Many of the spring and summer 2012 men's collections that hit the runways of Milan and Paris over the last two weeks have referenced the sporting life, from leisure-time pursuits (such as Prada's golf moment) and the upcoming London Olympics (Vivienne Westwood Man, Missoni) to competitive sports of the upper class (Moncler Gamme Bleu's fencing-themed collection).
But according to Dries Van Noten, he didn't start out with the notion of creating a collection that drew inspiration from horse racing and the equestrian arts; that's just where he ended up. "We were doing all these technical things -- garment bonding and taping -- to these light silks and satins and I started thinking about circumstances in which a man might find them appropriate to wear, which lead to the idea of jockey's silks."
That result was a collection that included skinny-legged trousers with an extra-narrow ankle, Color-blocked blousons with deep V-shapes angling in from shoulders to navel, and barley-colored tweed jackets with leather detailing.
There was also a touch of nautical-preppy flair: navy blue blazers; a red-white-and-blue horizontal stripe pattern appearing on trousers, shirts and generously cut Bermuda shorts; parkas and windbreakers in a crumpled blue nylon so lightweight it billowed with every step as if buffeted by a sea breeze; and a narrow, vertical version of the tricolor stripe that was vaguely reminiscent of semaphore signals.
The collection was heavy on the outerwear pieces -- and heavy-handed on the technical details: Thick, black hot-melt adhesive tape (usually used on a garment's interior for waterproofing purposes) framed the exteriors of pockets, accented zippers and appeared as patches; even sandals could be seen sporting strips of the tape across the top of the foot; and garment bonding was used extensively.
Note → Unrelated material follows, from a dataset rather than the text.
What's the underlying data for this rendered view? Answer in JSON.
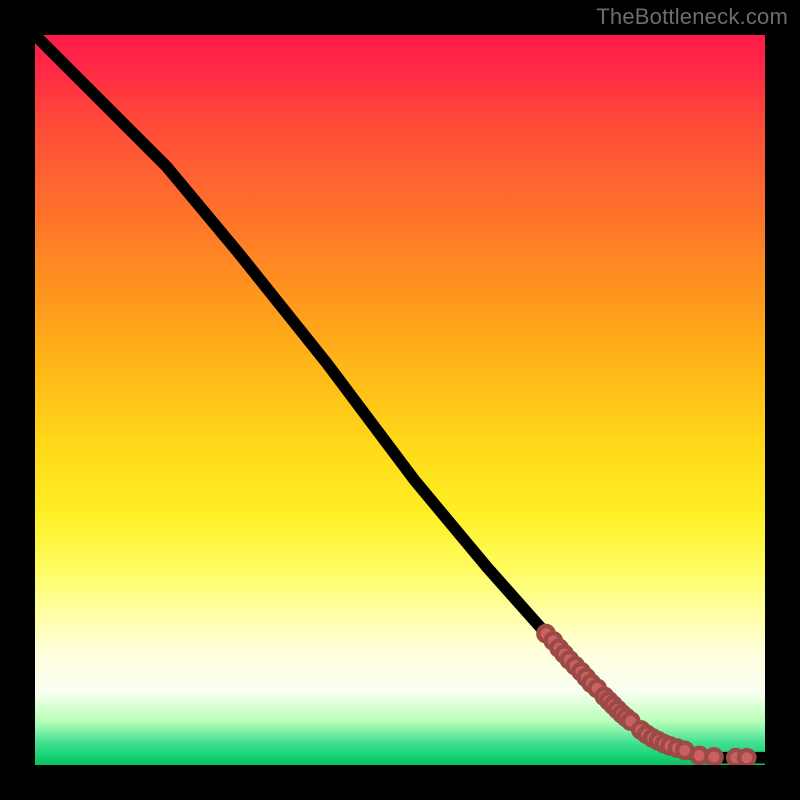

But it was all balanced out by the simple, crisp, white dress shirts, the one-piece jumpsuits in washed silk and the open-weave knit sweaters.
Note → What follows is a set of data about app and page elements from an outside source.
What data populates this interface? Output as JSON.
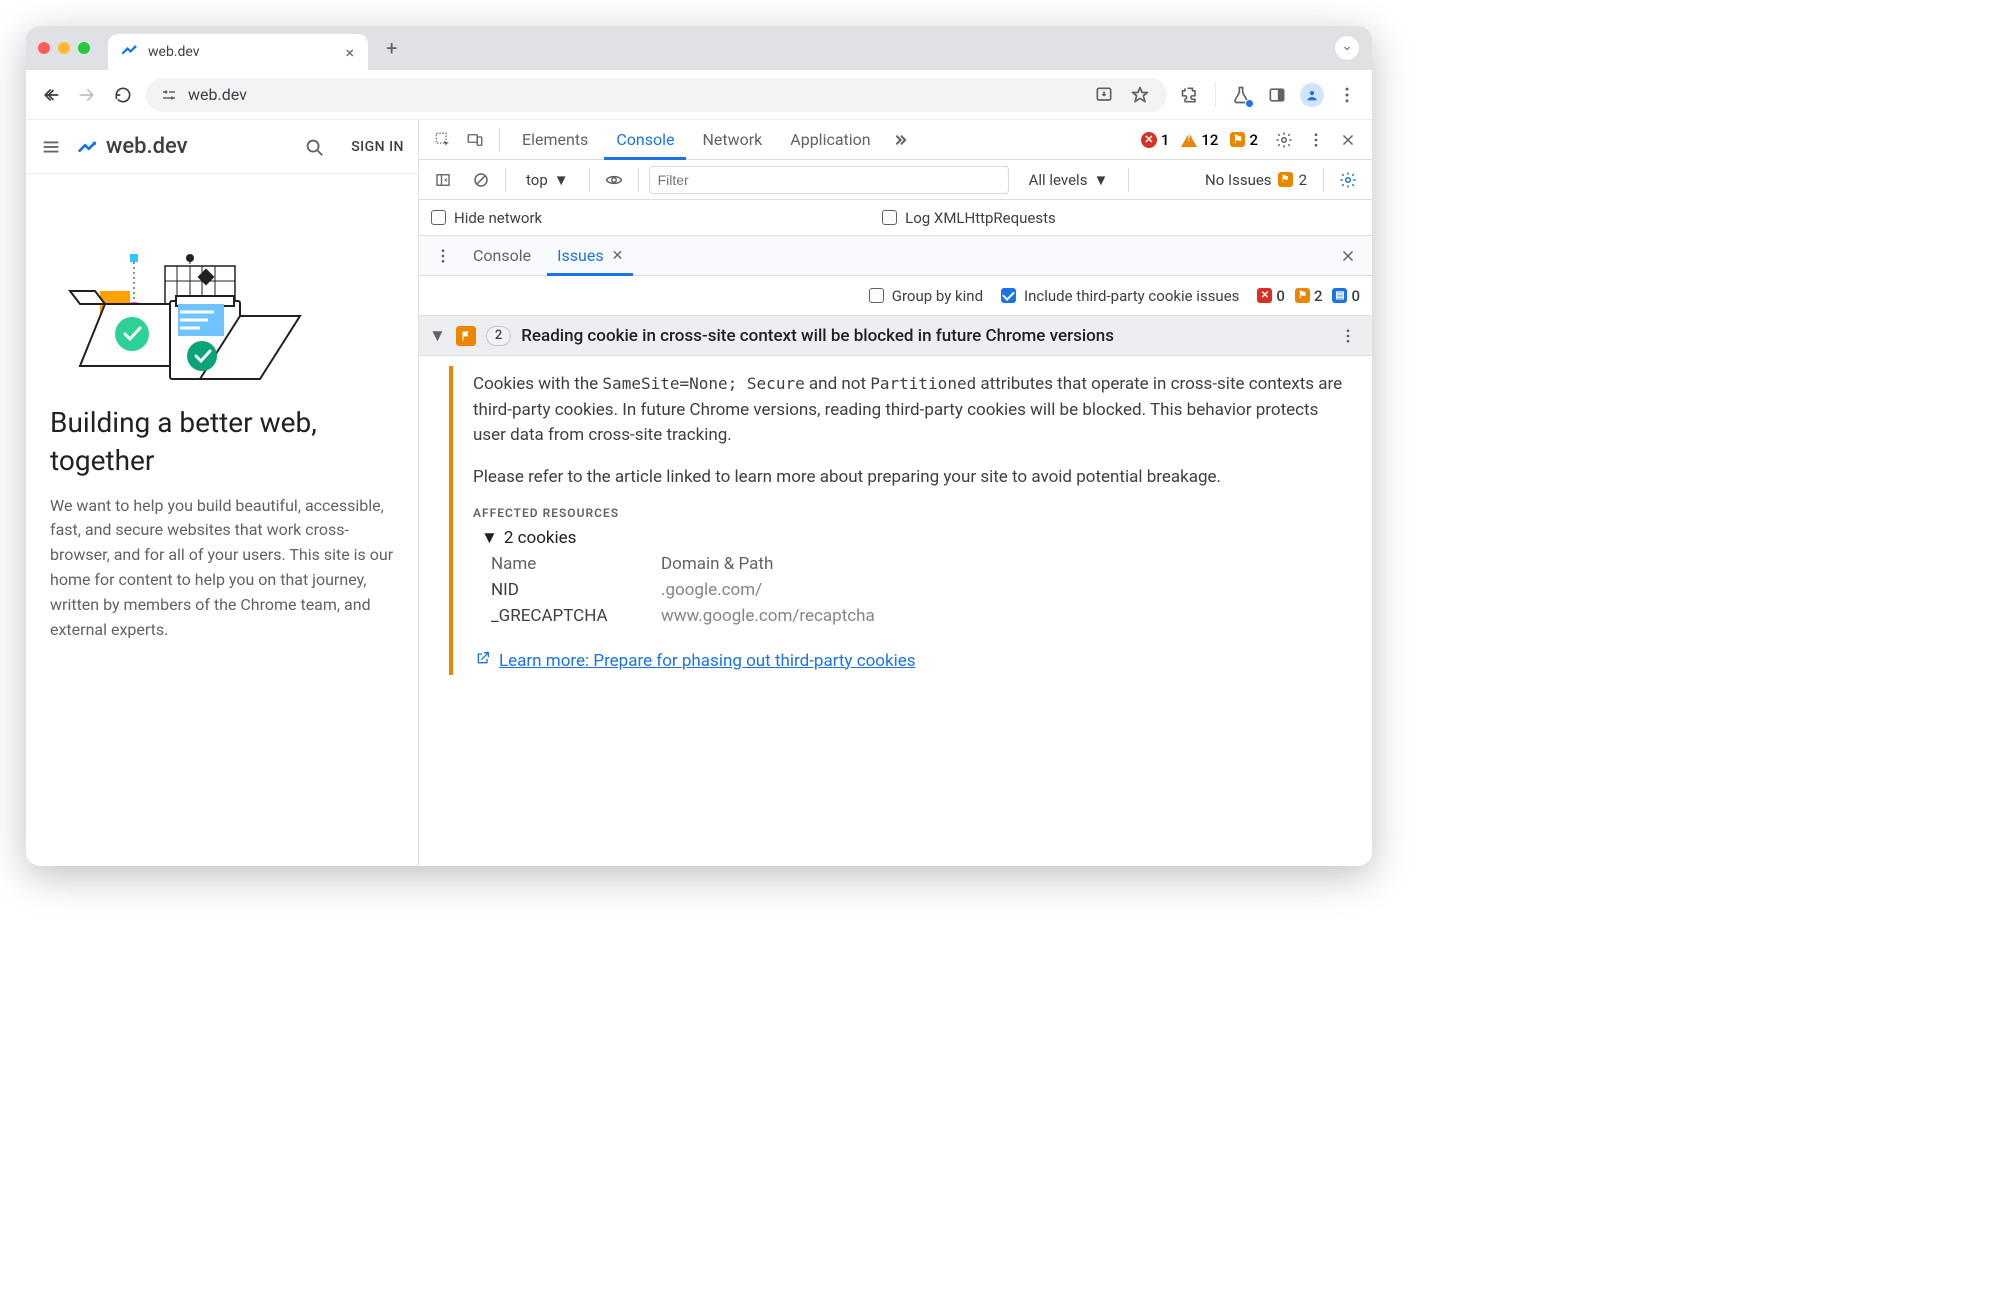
{
  "tab": {
    "title": "web.dev",
    "close": "×"
  },
  "omnibox": {
    "url": "web.dev"
  },
  "page": {
    "brand": "web.dev",
    "signin": "SIGN IN",
    "heading": "Building a better web, together",
    "body": "We want to help you build beautiful, accessible, fast, and secure websites that work cross-browser, and for all of your users. This site is our home for content to help you on that journey, written by members of the Chrome team, and external experts."
  },
  "devtools": {
    "tabs": {
      "elements": "Elements",
      "console": "Console",
      "network": "Network",
      "application": "Application"
    },
    "status": {
      "errors": "1",
      "warnings": "12",
      "flags": "2"
    },
    "filterbar": {
      "context": "top",
      "placeholder": "Filter",
      "levels": "All levels",
      "noissues": "No Issues",
      "noissues_count": "2"
    },
    "checks": {
      "hide_network": "Hide network",
      "log_xhr": "Log XMLHttpRequests"
    },
    "drawer": {
      "console": "Console",
      "issues": "Issues"
    },
    "issues_toolbar": {
      "group": "Group by kind",
      "thirdparty": "Include third-party cookie issues",
      "red": "0",
      "orange": "2",
      "blue": "0"
    },
    "issue": {
      "count": "2",
      "title": "Reading cookie in cross-site context will be blocked in future Chrome versions",
      "p1_a": "Cookies with the ",
      "p1_code1": "SameSite=None; Secure",
      "p1_b": " and not ",
      "p1_code2": "Partitioned",
      "p1_c": " attributes that operate in cross-site contexts are third-party cookies. In future Chrome versions, reading third-party cookies will be blocked. This behavior protects user data from cross-site tracking.",
      "p2": "Please refer to the article linked to learn more about preparing your site to avoid potential breakage.",
      "affected_label": "AFFECTED RESOURCES",
      "cookies_toggle": "2 cookies",
      "col_name": "Name",
      "col_domain": "Domain & Path",
      "rows": [
        {
          "name": "NID",
          "domain": ".google.com/"
        },
        {
          "name": "_GRECAPTCHA",
          "domain": "www.google.com/recaptcha"
        }
      ],
      "learn_label": "Learn more: Prepare for phasing out third-party cookies"
    }
  }
}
The result was a collection that managed to meld the elegance of nearly diaphanous luxury fabrics with the advances of technical outerwear, and it puts Van Noten squarely in Paris Fashion Week's winner's circle.
-- Adam Tschorn in Paris
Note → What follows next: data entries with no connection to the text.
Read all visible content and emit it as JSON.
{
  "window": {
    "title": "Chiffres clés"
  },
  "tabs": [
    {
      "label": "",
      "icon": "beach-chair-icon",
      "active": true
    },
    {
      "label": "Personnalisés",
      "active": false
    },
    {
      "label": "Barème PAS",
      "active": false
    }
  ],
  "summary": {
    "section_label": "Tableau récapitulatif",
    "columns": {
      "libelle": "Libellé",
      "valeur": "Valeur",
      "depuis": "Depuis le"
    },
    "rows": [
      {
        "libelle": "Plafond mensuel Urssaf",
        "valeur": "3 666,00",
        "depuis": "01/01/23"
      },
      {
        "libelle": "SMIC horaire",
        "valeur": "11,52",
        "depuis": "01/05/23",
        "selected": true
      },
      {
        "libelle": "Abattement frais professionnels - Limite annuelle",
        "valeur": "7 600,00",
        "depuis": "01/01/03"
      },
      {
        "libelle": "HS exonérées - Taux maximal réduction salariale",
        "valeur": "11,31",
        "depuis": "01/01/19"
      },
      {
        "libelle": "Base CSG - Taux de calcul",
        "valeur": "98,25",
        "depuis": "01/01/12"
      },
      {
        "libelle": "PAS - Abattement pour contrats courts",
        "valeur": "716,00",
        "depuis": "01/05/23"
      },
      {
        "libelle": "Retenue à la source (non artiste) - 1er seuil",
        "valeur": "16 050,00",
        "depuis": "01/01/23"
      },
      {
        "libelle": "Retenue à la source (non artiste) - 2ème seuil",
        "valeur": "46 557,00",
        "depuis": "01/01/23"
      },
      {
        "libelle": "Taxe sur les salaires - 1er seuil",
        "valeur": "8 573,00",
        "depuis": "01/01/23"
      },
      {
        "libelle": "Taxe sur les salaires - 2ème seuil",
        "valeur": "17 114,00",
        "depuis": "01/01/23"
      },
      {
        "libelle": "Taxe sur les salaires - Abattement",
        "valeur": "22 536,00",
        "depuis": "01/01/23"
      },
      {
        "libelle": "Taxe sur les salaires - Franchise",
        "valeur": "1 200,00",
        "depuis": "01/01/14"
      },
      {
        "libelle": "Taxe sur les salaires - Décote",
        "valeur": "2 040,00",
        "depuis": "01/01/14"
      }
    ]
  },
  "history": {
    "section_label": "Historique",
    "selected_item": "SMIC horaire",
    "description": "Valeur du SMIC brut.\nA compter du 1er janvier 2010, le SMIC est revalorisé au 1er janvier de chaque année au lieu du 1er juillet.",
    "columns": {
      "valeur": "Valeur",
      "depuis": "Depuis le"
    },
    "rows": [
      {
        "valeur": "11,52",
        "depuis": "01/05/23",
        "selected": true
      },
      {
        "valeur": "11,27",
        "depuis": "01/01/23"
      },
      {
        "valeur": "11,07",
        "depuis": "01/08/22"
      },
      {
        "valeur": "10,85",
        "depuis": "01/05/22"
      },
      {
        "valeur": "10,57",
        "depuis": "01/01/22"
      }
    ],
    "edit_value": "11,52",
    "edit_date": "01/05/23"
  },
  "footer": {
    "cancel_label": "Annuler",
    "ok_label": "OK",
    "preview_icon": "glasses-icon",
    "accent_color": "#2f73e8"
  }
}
Photos: Looks from the Dries Van Noten spring-summer 2012 runway collection shown during Paris Fashion Week. Credit: Michel Euler / Associated Press